    Google DoubleClickGoogle provides ad serving technology and runs an ad network. (Privacy Policy)
    Index ExchangeThis is an ad network. (Privacy Policy)
    SovrnThis is an ad network. (Privacy Policy)
    Facebook AdsThis is an ad network. (Privacy Policy)
    Amazon Unified Ad MarketplaceThis is an ad network. (Privacy Policy)
    AppNexusThis is an ad network. (Privacy Policy)
    OpenxThis is an ad network. (Privacy Policy)
    Rubicon ProjectThis is an ad network. (Privacy Policy)
    TripleLiftThis is an ad network. (Privacy Policy)
    Say MediaWe partner with Say Media to deliver ad campaigns on our sites. (Privacy Policy)
    Remarketing PixelsWe may use remarketing pixels from advertising networks such as Google AdWords, Bing Ads, and Facebook in order to advertise the HubPages Service to people that have visited our sites.
    Conversion Tracking PixelsWe may use conversion tracking pixels from advertising networks such as Google AdWords, Bing Ads, and Facebook in order to identify when an advertisement has successfully resulted in the desired action, such as signing up for the HubPages Service or publishing an article on the HubPages Service.
    Author Google AnalyticsThis is used to provide traffic data and reports to the authors of articles on the HubPages Service. (Privacy Policy)
    ComscoreComScore is a media measurement and analytics company providing marketing data and analytics to enterprises, media and advertising agencies, and publishers. Non-consent will result in ComScore only processing obfuscated personal data. (Privacy Policy)

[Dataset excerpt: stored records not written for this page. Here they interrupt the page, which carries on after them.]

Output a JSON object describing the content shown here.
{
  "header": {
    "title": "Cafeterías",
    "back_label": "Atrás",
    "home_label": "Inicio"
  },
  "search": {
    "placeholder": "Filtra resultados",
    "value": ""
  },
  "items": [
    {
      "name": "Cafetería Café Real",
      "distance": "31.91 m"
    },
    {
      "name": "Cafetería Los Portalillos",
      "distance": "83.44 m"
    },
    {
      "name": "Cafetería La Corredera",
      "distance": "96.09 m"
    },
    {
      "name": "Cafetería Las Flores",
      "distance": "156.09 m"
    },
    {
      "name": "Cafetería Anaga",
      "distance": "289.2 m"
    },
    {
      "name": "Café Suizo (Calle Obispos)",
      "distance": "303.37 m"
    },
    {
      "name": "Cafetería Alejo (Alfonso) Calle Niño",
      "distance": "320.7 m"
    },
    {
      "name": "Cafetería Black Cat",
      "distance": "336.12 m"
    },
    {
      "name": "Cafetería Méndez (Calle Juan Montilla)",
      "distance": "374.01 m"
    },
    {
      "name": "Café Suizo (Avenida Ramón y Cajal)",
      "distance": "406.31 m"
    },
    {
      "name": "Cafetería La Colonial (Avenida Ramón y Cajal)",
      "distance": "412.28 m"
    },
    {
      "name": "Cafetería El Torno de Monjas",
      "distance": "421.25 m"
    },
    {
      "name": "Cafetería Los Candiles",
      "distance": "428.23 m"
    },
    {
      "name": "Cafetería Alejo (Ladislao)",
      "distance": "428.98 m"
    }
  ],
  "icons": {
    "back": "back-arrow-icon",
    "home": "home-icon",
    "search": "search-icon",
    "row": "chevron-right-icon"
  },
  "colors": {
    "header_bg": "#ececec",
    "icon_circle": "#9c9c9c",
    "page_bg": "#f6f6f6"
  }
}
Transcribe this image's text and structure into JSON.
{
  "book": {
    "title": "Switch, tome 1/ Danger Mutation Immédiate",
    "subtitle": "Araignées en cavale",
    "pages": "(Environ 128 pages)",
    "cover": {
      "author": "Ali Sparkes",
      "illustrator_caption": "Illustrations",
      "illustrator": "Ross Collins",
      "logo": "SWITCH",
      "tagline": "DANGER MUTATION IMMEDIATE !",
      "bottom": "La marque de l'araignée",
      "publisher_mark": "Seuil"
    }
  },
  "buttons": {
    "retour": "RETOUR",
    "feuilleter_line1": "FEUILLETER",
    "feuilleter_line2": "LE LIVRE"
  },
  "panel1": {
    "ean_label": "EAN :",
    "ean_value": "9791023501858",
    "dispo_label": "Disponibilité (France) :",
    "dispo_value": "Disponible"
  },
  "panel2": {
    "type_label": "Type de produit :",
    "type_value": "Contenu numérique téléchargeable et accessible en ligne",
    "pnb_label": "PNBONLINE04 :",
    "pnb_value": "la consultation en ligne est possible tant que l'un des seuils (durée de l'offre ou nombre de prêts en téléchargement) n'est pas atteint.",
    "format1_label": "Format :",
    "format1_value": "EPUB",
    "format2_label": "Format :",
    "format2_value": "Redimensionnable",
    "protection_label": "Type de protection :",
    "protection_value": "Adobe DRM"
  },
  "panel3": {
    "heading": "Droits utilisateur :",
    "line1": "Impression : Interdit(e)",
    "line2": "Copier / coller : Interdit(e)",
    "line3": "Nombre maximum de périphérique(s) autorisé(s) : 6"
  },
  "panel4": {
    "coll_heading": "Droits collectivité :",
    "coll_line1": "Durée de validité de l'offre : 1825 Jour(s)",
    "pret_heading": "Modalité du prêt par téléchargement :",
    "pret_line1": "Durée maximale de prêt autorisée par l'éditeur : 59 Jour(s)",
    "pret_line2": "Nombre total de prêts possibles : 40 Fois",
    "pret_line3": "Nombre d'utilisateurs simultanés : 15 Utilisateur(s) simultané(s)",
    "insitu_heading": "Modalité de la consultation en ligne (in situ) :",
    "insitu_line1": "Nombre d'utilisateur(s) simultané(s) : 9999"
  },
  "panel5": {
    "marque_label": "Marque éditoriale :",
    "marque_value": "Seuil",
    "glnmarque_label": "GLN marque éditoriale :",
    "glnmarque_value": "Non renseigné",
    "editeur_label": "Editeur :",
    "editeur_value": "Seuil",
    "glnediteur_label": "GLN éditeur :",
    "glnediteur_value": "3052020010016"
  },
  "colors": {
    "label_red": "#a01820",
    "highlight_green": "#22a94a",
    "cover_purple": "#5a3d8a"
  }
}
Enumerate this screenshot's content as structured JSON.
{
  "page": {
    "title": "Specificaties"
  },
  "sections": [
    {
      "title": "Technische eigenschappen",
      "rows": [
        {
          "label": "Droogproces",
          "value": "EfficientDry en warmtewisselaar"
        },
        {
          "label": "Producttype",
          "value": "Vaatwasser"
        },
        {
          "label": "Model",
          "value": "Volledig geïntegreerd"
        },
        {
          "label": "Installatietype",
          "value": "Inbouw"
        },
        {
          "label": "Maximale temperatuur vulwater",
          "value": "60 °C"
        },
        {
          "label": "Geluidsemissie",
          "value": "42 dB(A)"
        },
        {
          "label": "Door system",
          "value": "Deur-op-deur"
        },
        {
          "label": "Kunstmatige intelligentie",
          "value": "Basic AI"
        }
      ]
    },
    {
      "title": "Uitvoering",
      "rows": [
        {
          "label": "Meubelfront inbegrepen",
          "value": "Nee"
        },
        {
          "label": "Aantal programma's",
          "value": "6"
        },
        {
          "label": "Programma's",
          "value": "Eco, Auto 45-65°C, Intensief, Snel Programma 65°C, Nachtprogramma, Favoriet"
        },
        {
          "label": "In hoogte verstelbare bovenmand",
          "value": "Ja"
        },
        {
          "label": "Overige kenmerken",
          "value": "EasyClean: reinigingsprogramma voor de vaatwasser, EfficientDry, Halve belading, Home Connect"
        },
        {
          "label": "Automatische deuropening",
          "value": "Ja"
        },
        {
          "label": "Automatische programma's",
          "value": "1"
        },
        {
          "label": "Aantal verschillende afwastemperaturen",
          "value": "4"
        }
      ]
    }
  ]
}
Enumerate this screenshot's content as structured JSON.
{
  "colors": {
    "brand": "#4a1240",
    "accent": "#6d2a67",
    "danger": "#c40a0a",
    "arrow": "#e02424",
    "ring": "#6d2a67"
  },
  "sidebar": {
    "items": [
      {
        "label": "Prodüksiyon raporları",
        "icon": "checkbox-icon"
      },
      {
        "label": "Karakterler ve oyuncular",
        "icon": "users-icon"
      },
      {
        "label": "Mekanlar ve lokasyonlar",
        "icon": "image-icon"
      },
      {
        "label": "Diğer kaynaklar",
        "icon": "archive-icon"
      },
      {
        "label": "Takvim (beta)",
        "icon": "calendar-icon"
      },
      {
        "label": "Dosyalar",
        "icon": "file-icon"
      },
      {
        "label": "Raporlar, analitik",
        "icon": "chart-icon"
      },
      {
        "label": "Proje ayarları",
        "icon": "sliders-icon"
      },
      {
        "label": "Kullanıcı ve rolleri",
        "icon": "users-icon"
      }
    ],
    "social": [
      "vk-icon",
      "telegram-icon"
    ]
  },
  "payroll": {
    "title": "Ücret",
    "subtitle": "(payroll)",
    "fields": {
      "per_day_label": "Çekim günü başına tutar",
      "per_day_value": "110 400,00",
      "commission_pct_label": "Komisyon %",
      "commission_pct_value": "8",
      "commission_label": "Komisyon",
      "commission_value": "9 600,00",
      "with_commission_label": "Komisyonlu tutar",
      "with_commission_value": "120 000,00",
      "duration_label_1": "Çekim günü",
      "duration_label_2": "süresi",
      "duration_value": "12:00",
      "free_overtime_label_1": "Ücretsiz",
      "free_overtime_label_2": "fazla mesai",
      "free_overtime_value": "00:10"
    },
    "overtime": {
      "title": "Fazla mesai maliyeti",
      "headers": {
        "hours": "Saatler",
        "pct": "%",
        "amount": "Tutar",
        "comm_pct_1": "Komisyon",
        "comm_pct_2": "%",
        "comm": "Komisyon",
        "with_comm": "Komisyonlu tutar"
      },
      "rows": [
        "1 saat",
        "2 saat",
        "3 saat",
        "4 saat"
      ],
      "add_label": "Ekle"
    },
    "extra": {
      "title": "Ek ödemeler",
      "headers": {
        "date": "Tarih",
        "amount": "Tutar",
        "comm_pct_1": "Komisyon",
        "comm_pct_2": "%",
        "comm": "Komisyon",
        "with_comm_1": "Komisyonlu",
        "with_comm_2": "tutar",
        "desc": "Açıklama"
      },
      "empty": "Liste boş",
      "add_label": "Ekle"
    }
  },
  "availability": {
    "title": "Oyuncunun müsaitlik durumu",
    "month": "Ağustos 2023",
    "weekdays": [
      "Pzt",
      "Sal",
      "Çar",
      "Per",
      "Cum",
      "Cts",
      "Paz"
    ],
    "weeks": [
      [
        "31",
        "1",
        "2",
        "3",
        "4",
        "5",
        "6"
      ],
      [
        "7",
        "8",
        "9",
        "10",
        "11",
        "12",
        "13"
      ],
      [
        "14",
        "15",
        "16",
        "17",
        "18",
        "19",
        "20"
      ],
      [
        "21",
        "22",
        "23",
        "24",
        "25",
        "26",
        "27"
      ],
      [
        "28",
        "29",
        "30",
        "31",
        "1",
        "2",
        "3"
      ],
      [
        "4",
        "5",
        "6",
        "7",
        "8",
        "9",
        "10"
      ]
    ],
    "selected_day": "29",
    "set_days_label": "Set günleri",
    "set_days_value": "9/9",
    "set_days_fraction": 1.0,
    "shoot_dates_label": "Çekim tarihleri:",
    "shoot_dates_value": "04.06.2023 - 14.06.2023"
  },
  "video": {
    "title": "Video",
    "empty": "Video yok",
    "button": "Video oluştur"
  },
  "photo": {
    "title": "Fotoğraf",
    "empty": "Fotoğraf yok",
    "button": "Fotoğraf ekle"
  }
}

    Amazon Tracking PixelSome articles display amazon products as part of the Amazon Affiliate program, this pixel provides traffic statistics for those products (Privacy Policy)